[[ Records to process, beginning ]]

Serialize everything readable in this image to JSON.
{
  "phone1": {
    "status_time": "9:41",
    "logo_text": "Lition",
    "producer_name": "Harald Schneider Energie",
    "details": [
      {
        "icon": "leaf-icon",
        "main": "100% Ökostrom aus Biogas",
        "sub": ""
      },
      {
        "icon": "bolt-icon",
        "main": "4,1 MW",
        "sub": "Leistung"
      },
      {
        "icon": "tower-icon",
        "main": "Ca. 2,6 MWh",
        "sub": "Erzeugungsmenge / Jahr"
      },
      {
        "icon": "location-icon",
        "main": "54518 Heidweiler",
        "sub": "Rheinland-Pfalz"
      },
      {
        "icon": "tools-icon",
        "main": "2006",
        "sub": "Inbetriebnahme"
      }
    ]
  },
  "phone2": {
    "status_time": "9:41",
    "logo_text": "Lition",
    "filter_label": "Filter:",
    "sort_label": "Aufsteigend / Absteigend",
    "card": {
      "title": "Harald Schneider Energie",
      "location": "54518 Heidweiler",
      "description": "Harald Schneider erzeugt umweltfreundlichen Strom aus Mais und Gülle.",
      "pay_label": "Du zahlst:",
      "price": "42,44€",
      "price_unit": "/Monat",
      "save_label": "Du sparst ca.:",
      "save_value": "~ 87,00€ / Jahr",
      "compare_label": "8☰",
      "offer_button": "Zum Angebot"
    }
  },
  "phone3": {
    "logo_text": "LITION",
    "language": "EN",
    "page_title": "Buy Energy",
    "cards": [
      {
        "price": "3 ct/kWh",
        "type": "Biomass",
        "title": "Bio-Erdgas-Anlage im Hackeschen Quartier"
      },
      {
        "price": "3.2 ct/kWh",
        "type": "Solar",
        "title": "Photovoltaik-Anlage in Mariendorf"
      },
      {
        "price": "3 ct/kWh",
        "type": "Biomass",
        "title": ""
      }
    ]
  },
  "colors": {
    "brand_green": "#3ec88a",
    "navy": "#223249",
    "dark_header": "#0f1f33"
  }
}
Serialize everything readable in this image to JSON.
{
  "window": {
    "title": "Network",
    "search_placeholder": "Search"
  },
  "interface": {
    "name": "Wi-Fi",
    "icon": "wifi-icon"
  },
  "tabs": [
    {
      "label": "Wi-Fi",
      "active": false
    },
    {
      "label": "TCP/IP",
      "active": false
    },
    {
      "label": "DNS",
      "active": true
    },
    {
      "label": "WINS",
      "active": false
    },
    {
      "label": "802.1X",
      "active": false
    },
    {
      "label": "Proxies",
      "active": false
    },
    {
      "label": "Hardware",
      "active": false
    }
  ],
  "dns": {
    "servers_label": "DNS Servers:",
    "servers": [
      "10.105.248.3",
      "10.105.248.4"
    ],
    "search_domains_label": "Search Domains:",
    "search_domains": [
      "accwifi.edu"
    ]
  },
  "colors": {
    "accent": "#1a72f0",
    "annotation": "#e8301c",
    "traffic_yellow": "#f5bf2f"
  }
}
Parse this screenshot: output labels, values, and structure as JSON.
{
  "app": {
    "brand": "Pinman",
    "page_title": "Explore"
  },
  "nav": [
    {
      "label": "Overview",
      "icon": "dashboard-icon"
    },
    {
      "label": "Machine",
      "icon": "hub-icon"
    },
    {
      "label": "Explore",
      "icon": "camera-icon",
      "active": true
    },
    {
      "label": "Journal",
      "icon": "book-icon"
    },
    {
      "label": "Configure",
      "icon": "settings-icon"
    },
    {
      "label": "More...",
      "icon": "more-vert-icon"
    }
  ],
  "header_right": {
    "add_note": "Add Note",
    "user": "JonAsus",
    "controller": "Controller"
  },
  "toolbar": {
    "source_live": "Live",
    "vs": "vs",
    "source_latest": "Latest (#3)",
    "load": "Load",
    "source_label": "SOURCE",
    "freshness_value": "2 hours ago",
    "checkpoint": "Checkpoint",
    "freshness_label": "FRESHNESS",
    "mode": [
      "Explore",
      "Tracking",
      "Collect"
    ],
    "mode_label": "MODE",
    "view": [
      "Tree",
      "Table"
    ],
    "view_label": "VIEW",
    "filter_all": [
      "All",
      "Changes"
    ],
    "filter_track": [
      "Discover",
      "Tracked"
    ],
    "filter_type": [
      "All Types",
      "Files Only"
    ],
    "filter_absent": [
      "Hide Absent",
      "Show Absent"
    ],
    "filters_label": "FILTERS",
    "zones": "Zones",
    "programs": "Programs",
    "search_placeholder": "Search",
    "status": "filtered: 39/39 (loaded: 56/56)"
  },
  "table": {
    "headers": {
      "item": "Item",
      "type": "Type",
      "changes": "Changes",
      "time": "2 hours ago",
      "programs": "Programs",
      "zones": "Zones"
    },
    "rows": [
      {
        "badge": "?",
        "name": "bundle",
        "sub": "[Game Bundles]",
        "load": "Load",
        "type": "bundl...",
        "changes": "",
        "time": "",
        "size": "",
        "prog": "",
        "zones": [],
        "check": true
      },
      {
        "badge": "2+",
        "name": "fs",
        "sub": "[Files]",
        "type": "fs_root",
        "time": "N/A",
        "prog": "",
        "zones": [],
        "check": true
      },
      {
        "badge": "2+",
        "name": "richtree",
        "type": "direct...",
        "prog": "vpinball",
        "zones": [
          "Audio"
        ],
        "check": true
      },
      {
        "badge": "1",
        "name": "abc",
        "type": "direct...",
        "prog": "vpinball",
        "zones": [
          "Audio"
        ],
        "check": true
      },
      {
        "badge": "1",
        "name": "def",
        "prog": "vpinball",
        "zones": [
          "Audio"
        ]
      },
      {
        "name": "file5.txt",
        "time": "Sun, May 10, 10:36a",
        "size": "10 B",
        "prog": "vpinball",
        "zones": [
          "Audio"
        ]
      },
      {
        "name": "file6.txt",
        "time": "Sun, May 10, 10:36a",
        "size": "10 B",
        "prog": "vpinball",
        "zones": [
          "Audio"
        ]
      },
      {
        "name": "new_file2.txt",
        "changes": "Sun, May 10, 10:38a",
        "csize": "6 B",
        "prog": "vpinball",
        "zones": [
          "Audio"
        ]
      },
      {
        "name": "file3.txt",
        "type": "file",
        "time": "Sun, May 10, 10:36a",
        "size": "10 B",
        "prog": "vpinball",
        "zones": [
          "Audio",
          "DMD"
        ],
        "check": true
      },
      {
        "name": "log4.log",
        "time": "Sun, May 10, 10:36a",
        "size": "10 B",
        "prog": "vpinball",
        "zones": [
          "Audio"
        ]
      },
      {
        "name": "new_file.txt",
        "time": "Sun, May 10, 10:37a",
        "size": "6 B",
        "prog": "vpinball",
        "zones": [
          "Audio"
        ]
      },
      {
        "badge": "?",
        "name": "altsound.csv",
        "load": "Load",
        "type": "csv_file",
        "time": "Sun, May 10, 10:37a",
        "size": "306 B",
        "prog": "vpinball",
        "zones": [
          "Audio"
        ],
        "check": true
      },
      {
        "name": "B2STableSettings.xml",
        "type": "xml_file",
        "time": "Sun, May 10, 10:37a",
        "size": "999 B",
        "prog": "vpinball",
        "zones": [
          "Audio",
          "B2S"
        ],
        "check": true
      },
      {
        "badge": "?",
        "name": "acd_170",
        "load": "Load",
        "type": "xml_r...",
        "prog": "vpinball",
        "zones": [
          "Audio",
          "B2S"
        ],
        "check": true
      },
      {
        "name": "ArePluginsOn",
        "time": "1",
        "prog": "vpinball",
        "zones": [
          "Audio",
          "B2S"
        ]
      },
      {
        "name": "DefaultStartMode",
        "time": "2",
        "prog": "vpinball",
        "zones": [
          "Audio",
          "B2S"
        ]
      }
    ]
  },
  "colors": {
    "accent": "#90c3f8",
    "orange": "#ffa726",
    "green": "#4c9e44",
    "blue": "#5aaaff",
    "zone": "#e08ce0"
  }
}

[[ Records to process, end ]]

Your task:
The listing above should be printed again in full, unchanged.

Exercise answer:
Serialize everything readable in this image to JSON.
{
  "phone1": {
    "status_time": "9:41",
    "logo_text": "Lition",
    "producer_name": "Harald Schneider Energie",
    "details": [
      {
        "icon": "leaf-icon",
        "main": "100% Ökostrom aus Biogas",
        "sub": ""
      },
      {
        "icon": "bolt-icon",
        "main": "4,1 MW",
        "sub": "Leistung"
      },
      {
        "icon": "tower-icon",
        "main": "Ca. 2,6 MWh",
        "sub": "Erzeugungsmenge / Jahr"
      },
      {
        "icon": "location-icon",
        "main": "54518 Heidweiler",
        "sub": "Rheinland-Pfalz"
      },
      {
        "icon": "tools-icon",
        "main": "2006",
        "sub": "Inbetriebnahme"
      }
    ]
  },
  "phone2": {
    "status_time": "9:41",
    "logo_text": "Lition",
    "filter_label": "Filter:",
    "sort_label": "Aufsteigend / Absteigend",
    "card": {
      "title": "Harald Schneider Energie",
      "location": "54518 Heidweiler",
      "description": "Harald Schneider erzeugt umweltfreundlichen Strom aus Mais und Gülle.",
      "pay_label": "Du zahlst:",
      "price": "42,44€",
      "price_unit": "/Monat",
      "save_label": "Du sparst ca.:",
      "save_value": "~ 87,00€ / Jahr",
      "compare_label": "8☰",
      "offer_button": "Zum Angebot"
    }
  },
  "phone3": {
    "logo_text": "LITION",
    "language": "EN",
    "page_title": "Buy Energy",
    "cards": [
      {
        "price": "3 ct/kWh",
        "type": "Biomass",
        "title": "Bio-Erdgas-Anlage im Hackeschen Quartier"
      },
      {
        "price": "3.2 ct/kWh",
        "type": "Solar",
        "title": "Photovoltaik-Anlage in Mariendorf"
      },
      {
        "price": "3 ct/kWh",
        "type": "Biomass",
        "title": ""
      }
    ]
  },
  "colors": {
    "brand_green": "#3ec88a",
    "navy": "#223249",
    "dark_header": "#0f1f33"
  }
}
Serialize everything readable in this image to JSON.
{
  "window": {
    "title": "Network",
    "search_placeholder": "Search"
  },
  "interface": {
    "name": "Wi-Fi",
    "icon": "wifi-icon"
  },
  "tabs": [
    {
      "label": "Wi-Fi",
      "active": false
    },
    {
      "label": "TCP/IP",
      "active": false
    },
    {
      "label": "DNS",
      "active": true
    },
    {
      "label": "WINS",
      "active": false
    },
    {
      "label": "802.1X",
      "active": false
    },
    {
      "label": "Proxies",
      "active": false
    },
    {
      "label": "Hardware",
      "active": false
    }
  ],
  "dns": {
    "servers_label": "DNS Servers:",
    "servers": [
      "10.105.248.3",
      "10.105.248.4"
    ],
    "search_domains_label": "Search Domains:",
    "search_domains": [
      "accwifi.edu"
    ]
  },
  "colors": {
    "accent": "#1a72f0",
    "annotation": "#e8301c",
    "traffic_yellow": "#f5bf2f"
  }
}
Parse this screenshot: output labels, values, and structure as JSON.
{
  "app": {
    "brand": "Pinman",
    "page_title": "Explore"
  },
  "nav": [
    {
      "label": "Overview",
      "icon": "dashboard-icon"
    },
    {
      "label": "Machine",
      "icon": "hub-icon"
    },
    {
      "label": "Explore",
      "icon": "camera-icon",
      "active": true
    },
    {
      "label": "Journal",
      "icon": "book-icon"
    },
    {
      "label": "Configure",
      "icon": "settings-icon"
    },
    {
      "label": "More...",
      "icon": "more-vert-icon"
    }
  ],
  "header_right": {
    "add_note": "Add Note",
    "user": "JonAsus",
    "controller": "Controller"
  },
  "toolbar": {
    "source_live": "Live",
    "vs": "vs",
    "source_latest": "Latest (#3)",
    "load": "Load",
    "source_label": "SOURCE",
    "freshness_value": "2 hours ago",
    "checkpoint": "Checkpoint",
    "freshness_label": "FRESHNESS",
    "mode": [
      "Explore",
      "Tracking",
      "Collect"
    ],
    "mode_label": "MODE",
    "view": [
      "Tree",
      "Table"
    ],
    "view_label": "VIEW",
    "filter_all": [
      "All",
      "Changes"
    ],
    "filter_track": [
      "Discover",
      "Tracked"
    ],
    "filter_type": [
      "All Types",
      "Files Only"
    ],
    "filter_absent": [
      "Hide Absent",
      "Show Absent"
    ],
    "filters_label": "FILTERS",
    "zones": "Zones",
    "programs": "Programs",
    "search_placeholder": "Search",
    "status": "filtered: 39/39 (loaded: 56/56)"
  },
  "table": {
    "headers": {
      "item": "Item",
      "type": "Type",
      "changes": "Changes",
      "time": "2 hours ago",
      "programs": "Programs",
      "zones": "Zones"
    },
    "rows": [
      {
        "badge": "?",
        "name": "bundle",
        "sub": "[Game Bundles]",
        "load": "Load",
        "type": "bundl...",
        "changes": "",
        "time": "",
        "size": "",
        "prog": "",
        "zones": [],
        "check": true
      },
      {
        "badge": "2+",
        "name": "fs",
        "sub": "[Files]",
        "type": "fs_root",
        "time": "N/A",
        "prog": "",
        "zones": [],
        "check": true
      },
      {
        "badge": "2+",
        "name": "richtree",
        "type": "direct...",
        "prog": "vpinball",
        "zones": [
          "Audio"
        ],
        "check": true
      },
      {
        "badge": "1",
        "name": "abc",
        "type": "direct...",
        "prog": "vpinball",
        "zones": [
          "Audio"
        ],
        "check": true
      },
      {
        "badge": "1",
        "name": "def",
        "prog": "vpinball",
        "zones": [
          "Audio"
        ]
      },
      {
        "name": "file5.txt",
        "time": "Sun, May 10, 10:36a",
        "size": "10 B",
        "prog": "vpinball",
        "zones": [
          "Audio"
        ]
      },
      {
        "name": "file6.txt",
        "time": "Sun, May 10, 10:36a",
        "size": "10 B",
        "prog": "vpinball",
        "zones": [
          "Audio"
        ]
      },
      {
        "name": "new_file2.txt",
        "changes": "Sun, May 10, 10:38a",
        "csize": "6 B",
        "prog": "vpinball",
        "zones": [
          "Audio"
        ]
      },
      {
        "name": "file3.txt",
        "type": "file",
        "time": "Sun, May 10, 10:36a",
        "size": "10 B",
        "prog": "vpinball",
        "zones": [
          "Audio",
          "DMD"
        ],
        "check": true
      },
      {
        "name": "log4.log",
        "time": "Sun, May 10, 10:36a",
        "size": "10 B",
        "prog": "vpinball",
        "zones": [
          "Audio"
        ]
      },
      {
        "name": "new_file.txt",
        "time": "Sun, May 10, 10:37a",
        "size": "6 B",
        "prog": "vpinball",
        "zones": [
          "Audio"
        ]
      },
      {
        "badge": "?",
        "name": "altsound.csv",
        "load": "Load",
        "type": "csv_file",
        "time": "Sun, May 10, 10:37a",
        "size": "306 B",
        "prog": "vpinball",
        "zones": [
          "Audio"
        ],
        "check": true
      },
      {
        "name": "B2STableSettings.xml",
        "type": "xml_file",
        "time": "Sun, May 10, 10:37a",
        "size": "999 B",
        "prog": "vpinball",
        "zones": [
          "Audio",
          "B2S"
        ],
        "check": true
      },
      {
        "badge": "?",
        "name": "acd_170",
        "load": "Load",
        "type": "xml_r...",
        "prog": "vpinball",
        "zones": [
          "Audio",
          "B2S"
        ],
        "check": true
      },
      {
        "name": "ArePluginsOn",
        "time": "1",
        "prog": "vpinball",
        "zones": [
          "Audio",
          "B2S"
        ]
      },
      {
        "name": "DefaultStartMode",
        "time": "2",
        "prog": "vpinball",
        "zones": [
          "Audio",
          "B2S"
        ]
      }
    ]
  },
  "colors": {
    "accent": "#90c3f8",
    "orange": "#ffa726",
    "green": "#4c9e44",
    "blue": "#5aaaff",
    "zone": "#e08ce0"
  }
}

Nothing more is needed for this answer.